The pie does not have a cream topping, so I’ve always wondered why it’s called graham cracker cream pie, but you don’t argue with years of family tradition. The pie is a simple affair. Basically it’s a graham cracker crust, vanilla  filling and meringue topping.

You’ll notice in the photo that the meringue wept a little. For me and meringue that’s the norm. There are more complicated meringue toppings that are less likely to weep, but we keep this simple pie uncomplicated.

Crumb Crust

Preheat the oven to 375

1.5 c. graham cracker crumbs
1/4. c. sugar
1/3 c. melted butter

Mix the crumbs sugar and melted butter together. Press the crumb mixture into a 9 inch pie plate. Bake 8 minutes and then cool on a wire rack.

Vanilla Pie Filling

1/2 c. sugar
1/3 c. flour
1/4 t. salt
2 1/4 c. milk ( I  like whole milk best for this pie)
4 egg yolks
1 T. butter
2 t. vanilla extract

In 2 qt. saucepan mix together the sugar, flour, and salt. Stir in the milk until smooth. Over med. heat, cook the mixture stirring constantly until thickened and begins to boil. (about 10 minutes).  Boil 1 minute. Remove immediately from heat.

Beat egg yolks with small amount of hot milk mixture. Slowly pour egg mixture into saucepan, sitrring rapidly to prevent lumping. Over low heat, cook, stirring constantly until very thick (do not boil). The mixture should mound slightly when dropped from the spoon.

Remove from the heat and stir in the butter and vanilla.

Pour into pie crust.

Meringue

Preheat oven to 400 degrees

4 room temperature egg whites
1/4 t. salt
1/2 c. sugar (I prefer to use super fine Baker’s Sugar for making meringue, but it isn’t essential)
With mixer at high speed beat egg whites and salt just until soft peaks form. Sprinkle in sugar 2 t. at a time beating after each addition until sugar is dissolved. The egg whites should stand in stiff glossy peaks.
Spread meringue over filling being sure to seal at the edges. Bake 10 minutes or until golden.

This works best if you have it all ready to go and put it onto the filling while the filling is still very hot.

Cool to room temperature and then chill in the refrigerator.

Vanilla Dreams and some surprise ingredients

December 31, 2008
Vanilla Dreams

Vanilla Dreams

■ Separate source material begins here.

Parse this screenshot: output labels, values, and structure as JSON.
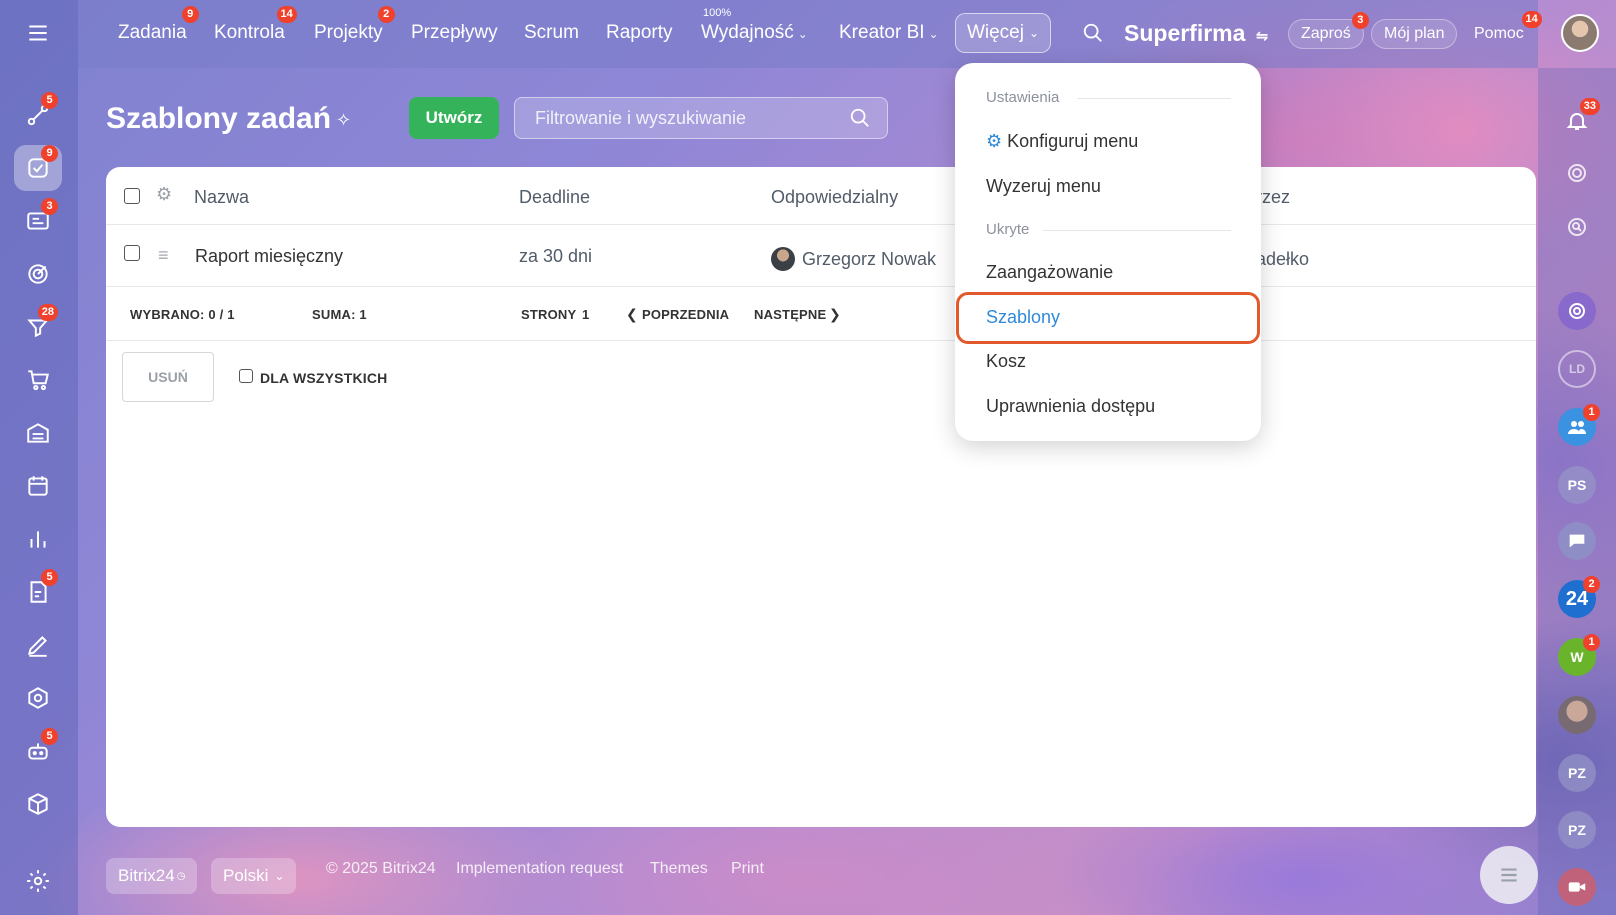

These will be the last sugar cookies of 2008 at my house. It is good to end the sugar cookie spree on a high note. It’s time for something chocolate or something savory, but before I move on I’ll write about these Vanilla Dreams. They are light and crisp and have a nice vanilla flavor thanks to the vanilla bean paste. The unique texture comes from baker’s ammonia also known as hartshorn.  The vanilla bean paste and the baker’s ammonia are ingredients that are both worth searching for as they lend unique texture and flavor to the cookies.

It has been very cold here and the furnace runs constantly so the humidity level is much like the desert southwest despite the huge snowfall we got yesterday. I’m thinking the dry air contributed to the fact that the dough would not come together despite prolonged mixing. I was about to add more butter to the mixture but I was concerned that more fat would make the cookies spread. I was reluctant to add water and then it occurred to me. Vodka! If you can use it in pie crust, why not try it in cookies? Having no experience with the baker’s ammonia I wondered if the vodka would interact with it in a strange way, but I lucked out and a teaspoon of vodka brought the dough together without adding any taste or spread to my cookies.

Secret ingredients

Secret ingredients

I had toasted nuts in advance thinking I would pretty these cookies up with a bit of melted chocolate and a dip in the toasted nuts, but my husband and son like them so much as they are that they vetoed the idea.

The bakers at King Arthur Flour blogged about this recipe earlier in December. You can read about it at King Arthur Flour Baker’s Banter There are links to the recipe as well as links to where they sell their vanilla bean crush and baker’s ammonia. You are on your own with the vodka. 🙂